## [Exercise]
Within the entries that follow, report how many lines contain the word "title", giving the number by itself.

## [Source material]
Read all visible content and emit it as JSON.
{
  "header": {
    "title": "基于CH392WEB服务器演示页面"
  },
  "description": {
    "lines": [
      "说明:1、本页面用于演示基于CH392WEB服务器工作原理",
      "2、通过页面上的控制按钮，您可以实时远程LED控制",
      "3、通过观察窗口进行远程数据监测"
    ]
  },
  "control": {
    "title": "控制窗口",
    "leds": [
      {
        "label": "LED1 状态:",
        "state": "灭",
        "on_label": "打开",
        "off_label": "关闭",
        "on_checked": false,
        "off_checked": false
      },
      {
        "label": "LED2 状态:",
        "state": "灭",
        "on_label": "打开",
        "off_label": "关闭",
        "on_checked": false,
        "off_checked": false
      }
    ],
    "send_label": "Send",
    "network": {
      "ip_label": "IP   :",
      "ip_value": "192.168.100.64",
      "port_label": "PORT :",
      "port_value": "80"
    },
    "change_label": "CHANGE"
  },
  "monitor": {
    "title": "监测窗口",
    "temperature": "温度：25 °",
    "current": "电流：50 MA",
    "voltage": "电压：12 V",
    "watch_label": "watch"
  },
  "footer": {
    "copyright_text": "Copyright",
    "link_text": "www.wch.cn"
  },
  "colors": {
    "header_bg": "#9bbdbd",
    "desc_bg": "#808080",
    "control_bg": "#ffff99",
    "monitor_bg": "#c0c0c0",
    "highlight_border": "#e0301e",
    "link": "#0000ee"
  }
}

## [Written answer]
3